Please remember to pick up your antibiotic prescription from your pharmacy!


If pressure bandage was applied, keep it on for 24-72 hours, unless instructed otherwise. After removing the pressure bandage, clean the area with half-strength hydrogen peroxide (1 part peroxide to 1 part water). Apply prescribed antibiotic ointment (if you were prescribed one) or petrolatum or Aquaphor, as directed, and a new bandage if there is any oozing. Repeat this daily until you are seen for follow up. If there is no oozing, you may leave the wound uncovered or cover with a loose dressing or a band-aid, but continue to apply the ointment.


If your surgical site is on the arms or legs, please elevate the area as often as possible. If your surgical site is on the face, you may use ice packs to control swelling. Apply ice pack for up to 10 minutes every 1-2 hours and repeat as needed during the first 48 hours. Please note it is common for swelling and bruising to continue beyond the 72-hour period, especially around the eyes and lips. It is normal for the wound area to be numb for several weeks.


Take Tylenol/acetaminophen or prescribed pain medication for pain as needed. Unless instructed otherwise, try not to take aspirin, ibuprofen (Motrin, Advil), or naproxen (Aleve) specifically for wound pain. You should continue your daily aspirin or other blood thinners. Take oral antibiotics as directed. If prescribed medications cause rash or diarrhea, STOP and call our office immediately.


You may shower with soap/shampoo and lukewarm water the day after the surgery, unless instructed otherwise. Please do not shave over sutures.

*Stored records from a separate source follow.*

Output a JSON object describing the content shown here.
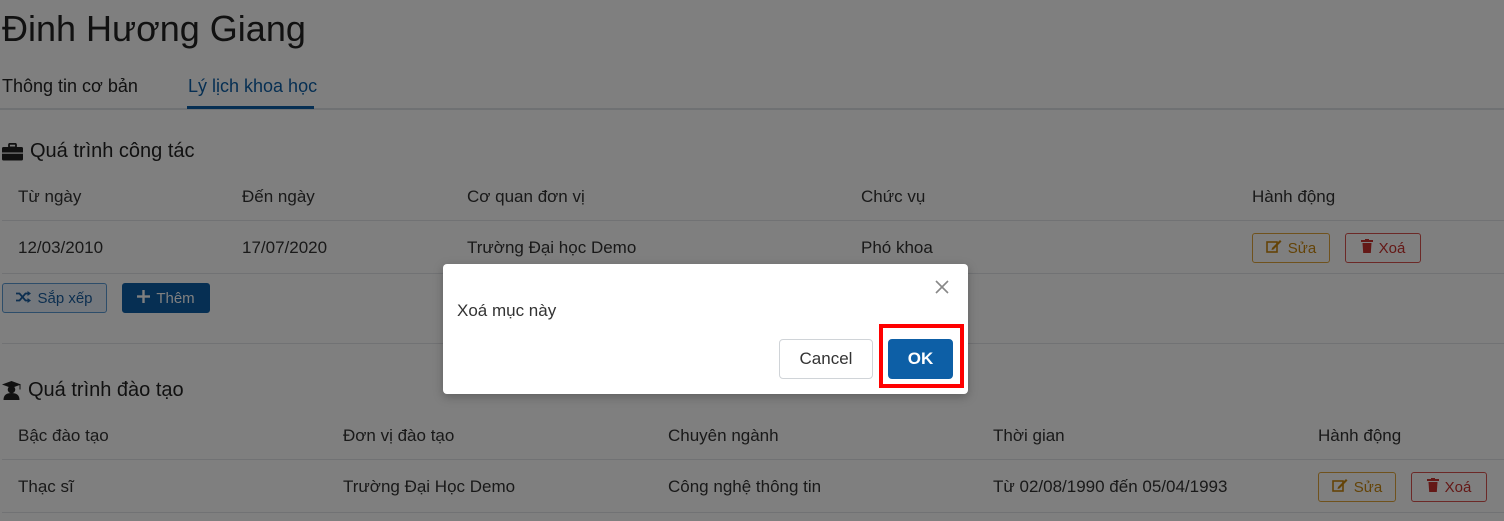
{
  "profile": {
    "name": "Đinh Hương Giang"
  },
  "tabs": [
    {
      "label": "Thông tin cơ bản",
      "active": false
    },
    {
      "label": "Lý lịch khoa học",
      "active": true
    }
  ],
  "work": {
    "title": "Quá trình công tác",
    "icon": "briefcase-icon",
    "columns": [
      "Từ ngày",
      "Đến ngày",
      "Cơ quan đơn vị",
      "Chức vụ",
      "Hành động"
    ],
    "rows": [
      {
        "from": "12/03/2010",
        "to": "17/07/2020",
        "org": "Trường Đại học Demo",
        "position": "Phó khoa"
      }
    ],
    "edit_label": "Sửa",
    "delete_label": "Xoá",
    "sort_label": "Sắp xếp",
    "add_label": "Thêm"
  },
  "education": {
    "title": "Quá trình đào tạo",
    "icon": "graduate-icon",
    "columns": [
      "Bậc đào tạo",
      "Đơn vị đào tạo",
      "Chuyên ngành",
      "Thời gian",
      "Hành động"
    ],
    "rows": [
      {
        "level": "Thạc sĩ",
        "unit": "Trường Đại Học Demo",
        "major": "Công nghệ thông tin",
        "time": "Từ 02/08/1990 đến 05/04/1993"
      }
    ],
    "edit_label": "Sửa",
    "delete_label": "Xoá"
  },
  "dialog": {
    "message": "Xoá mục này",
    "cancel_label": "Cancel",
    "ok_label": "OK"
  },
  "colors": {
    "primary": "#0d5fa6",
    "warning": "#e0a53a",
    "danger": "#d9534f",
    "highlight": "#ff0000"
  }
}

You may go to work as usual; just make sure to take it easy.


No lifting of heavy objects. No strenuous exercise or running. No alcohol for 24 hours. Avoid bending over. No smoking for one week! Smoking inhibits blood flow to the healing wound.


In spite of best wound care and antibiotics, wound infections may happen. They usually start on days 4-6 after the operation. The most common signs and symptoms are pain, redness, swelling, scabbing and pus. If you suspect wound infection, call our office immediately.


One to two weeks as directed for suture removal. If you have any questions, please do not hesitate to call our office.

Your Mohs surgery was performed by Dr. Ross Zeltser. The closure was performed by either Dr. Zeltser or Dr. Grigoriy Mashkevich.

Find more information about Mohs Surgery at the American College of Mohs Surgery web site.